Knowing some German is very handy when ordering at restaurants, bars and cafes. You can ask for a table with your party size by stating “Tisch für (zwei) bitte.” In this example, you’re asking for a table for two (zwei). With any of these statements, don’t forget please (bitte) and thank you (danke).
When ordering, begin with “Ich möchte” for “I would like”. Below are some common drinks and food you may be ordering.
- Rotwein = red wine
- Weisswein = white wine
- Bier = beer
- Wasser = water
- Kaffee = coffee
- Nudeln = pasta
- Pizza = pizza
- Brezel = pretzel
- Salat = salad
- Kuchen = cake
- Eis = ice cream
When hiking in South Tyrol, we’ve found that not all restaurants along the paths will have a kitchen or it will only be open at specific hours. So these questions may be helpful before and during your meal:
- Das Menu? = Do you have a menu?
- Ist die Küche geöffnet? = Is the kitchen open?
- Wo ist die Badezimmer? = Where is the bathroom?
- Wieviel kostet das? = How much does this cost?
- Können Sie das bitte aufschreiben? = Can you please write that down?
- Kann ich mit Kreditkarte bezahlen? = Can I pay with a credit card?
At the end of your meal you may be asked: “Mogsch a Schnapsal?“, which is “Would you like some schnapps?”. The appropriate answer in our opinion is always “Ja, bitte!” while enthusiastically shaking your head up and down. Another locally-famous libation you should order is a Hugo Spritz.
If you are an American reading this, keep in mind that dining in many European countries is an experience, so the service is much slower. Europeans tend to take their time much more so than Americans while eating, so you’ll likely need to ask for your bill at the end of the meal with “Rechnung bitte” or the Tyrolean German phrase: “Zol’n bitte” (the bill, please).
By the way, if you are renting a car while in South Tyrol, see our post on driving in Italy It will help you enjoy a stress-free time on the road.
LEARN MORE: Discover the 10 Must-Try Foods of South Tyrol
Lynne Nieman says
I so need this. I’ve been to this part of Italy a couple of times and speak NO German. So now I have this handy post!
Amy Poulton - Page Traveller says
Thanks for this!
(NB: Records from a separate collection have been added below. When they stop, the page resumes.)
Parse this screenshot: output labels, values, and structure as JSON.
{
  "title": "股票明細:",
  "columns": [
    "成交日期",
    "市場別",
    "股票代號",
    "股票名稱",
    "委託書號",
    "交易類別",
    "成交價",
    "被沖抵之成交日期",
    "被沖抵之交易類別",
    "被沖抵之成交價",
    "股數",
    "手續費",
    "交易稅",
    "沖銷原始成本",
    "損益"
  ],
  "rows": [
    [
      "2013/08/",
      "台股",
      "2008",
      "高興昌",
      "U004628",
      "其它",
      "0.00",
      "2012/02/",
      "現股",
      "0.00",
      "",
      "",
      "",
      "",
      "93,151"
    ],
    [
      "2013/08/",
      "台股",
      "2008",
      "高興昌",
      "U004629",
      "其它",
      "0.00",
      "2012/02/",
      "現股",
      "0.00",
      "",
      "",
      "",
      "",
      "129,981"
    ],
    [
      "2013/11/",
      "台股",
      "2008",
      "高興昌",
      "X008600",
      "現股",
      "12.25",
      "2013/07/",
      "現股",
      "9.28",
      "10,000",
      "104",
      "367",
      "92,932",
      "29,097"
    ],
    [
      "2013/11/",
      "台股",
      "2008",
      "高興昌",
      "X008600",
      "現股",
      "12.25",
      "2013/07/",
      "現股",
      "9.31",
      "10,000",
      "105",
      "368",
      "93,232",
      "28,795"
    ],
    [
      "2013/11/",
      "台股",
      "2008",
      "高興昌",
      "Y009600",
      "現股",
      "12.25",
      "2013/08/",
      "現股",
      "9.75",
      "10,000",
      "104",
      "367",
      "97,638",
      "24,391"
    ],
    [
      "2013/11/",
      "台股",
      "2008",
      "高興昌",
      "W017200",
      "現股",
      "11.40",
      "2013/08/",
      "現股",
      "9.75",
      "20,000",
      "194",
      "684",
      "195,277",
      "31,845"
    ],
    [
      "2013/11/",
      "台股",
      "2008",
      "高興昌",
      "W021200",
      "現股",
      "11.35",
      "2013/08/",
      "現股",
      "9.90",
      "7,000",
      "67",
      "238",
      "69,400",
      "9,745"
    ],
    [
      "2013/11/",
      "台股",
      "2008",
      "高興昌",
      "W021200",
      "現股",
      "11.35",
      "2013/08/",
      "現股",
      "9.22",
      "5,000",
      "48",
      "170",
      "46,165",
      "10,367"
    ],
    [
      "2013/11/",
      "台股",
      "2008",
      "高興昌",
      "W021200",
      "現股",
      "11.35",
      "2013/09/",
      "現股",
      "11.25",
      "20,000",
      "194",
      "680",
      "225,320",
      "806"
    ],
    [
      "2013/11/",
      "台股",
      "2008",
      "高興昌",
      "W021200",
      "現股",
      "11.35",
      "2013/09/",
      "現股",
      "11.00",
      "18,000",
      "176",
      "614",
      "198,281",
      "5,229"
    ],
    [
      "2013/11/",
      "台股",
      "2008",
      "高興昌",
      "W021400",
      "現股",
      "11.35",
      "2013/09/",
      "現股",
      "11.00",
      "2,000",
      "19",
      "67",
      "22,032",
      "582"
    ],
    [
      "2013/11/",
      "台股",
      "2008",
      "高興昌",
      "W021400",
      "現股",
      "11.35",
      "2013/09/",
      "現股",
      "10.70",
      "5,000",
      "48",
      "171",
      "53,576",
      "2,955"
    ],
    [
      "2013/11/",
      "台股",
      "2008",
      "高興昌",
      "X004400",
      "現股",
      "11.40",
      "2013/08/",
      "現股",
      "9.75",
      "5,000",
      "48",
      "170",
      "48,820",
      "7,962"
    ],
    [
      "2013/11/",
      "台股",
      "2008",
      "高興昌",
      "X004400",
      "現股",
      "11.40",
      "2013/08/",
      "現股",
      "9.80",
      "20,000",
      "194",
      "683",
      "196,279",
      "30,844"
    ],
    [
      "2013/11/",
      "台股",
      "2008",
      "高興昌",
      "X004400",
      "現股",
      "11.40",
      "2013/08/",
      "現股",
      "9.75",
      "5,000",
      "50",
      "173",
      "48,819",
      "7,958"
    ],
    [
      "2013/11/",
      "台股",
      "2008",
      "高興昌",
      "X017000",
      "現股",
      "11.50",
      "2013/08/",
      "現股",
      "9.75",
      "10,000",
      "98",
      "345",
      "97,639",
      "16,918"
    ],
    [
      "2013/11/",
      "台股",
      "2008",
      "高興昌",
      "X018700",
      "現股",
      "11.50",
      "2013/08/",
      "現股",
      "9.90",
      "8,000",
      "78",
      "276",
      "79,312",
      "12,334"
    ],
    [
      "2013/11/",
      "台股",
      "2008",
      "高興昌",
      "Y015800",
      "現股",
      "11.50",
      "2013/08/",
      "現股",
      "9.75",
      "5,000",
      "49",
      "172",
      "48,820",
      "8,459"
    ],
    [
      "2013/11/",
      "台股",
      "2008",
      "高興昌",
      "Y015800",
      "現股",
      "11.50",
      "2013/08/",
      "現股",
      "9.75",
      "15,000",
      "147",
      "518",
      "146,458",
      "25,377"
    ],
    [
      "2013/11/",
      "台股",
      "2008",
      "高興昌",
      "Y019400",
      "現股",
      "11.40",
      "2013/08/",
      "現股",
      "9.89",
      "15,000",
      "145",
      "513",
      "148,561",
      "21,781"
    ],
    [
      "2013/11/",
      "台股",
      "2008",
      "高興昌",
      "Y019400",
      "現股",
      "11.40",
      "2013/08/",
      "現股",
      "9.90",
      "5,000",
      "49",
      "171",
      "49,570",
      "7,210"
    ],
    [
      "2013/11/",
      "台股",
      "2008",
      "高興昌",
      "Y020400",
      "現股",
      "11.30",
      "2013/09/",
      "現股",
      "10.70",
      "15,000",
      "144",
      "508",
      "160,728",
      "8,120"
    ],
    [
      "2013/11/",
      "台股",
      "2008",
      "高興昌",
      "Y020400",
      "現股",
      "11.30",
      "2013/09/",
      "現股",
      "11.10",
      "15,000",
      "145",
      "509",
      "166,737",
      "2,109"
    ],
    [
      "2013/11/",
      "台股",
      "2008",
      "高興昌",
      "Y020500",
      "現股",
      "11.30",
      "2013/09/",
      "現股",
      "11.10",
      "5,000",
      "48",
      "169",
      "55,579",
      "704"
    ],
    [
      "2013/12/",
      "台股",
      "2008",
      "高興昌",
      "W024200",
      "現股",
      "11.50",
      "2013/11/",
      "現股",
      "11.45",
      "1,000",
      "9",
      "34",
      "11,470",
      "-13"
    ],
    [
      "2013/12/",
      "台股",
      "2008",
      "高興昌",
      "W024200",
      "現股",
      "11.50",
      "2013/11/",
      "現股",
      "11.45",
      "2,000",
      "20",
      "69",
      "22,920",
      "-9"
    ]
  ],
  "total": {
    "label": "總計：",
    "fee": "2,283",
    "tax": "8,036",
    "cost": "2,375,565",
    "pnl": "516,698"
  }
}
I learnt a bit of German at school, but literally retained nothing but “I am 12 years old” Haha!
Pasta, pizza, cake, ice cream…I now have everything I need for my upcoming trip to the Alps 😀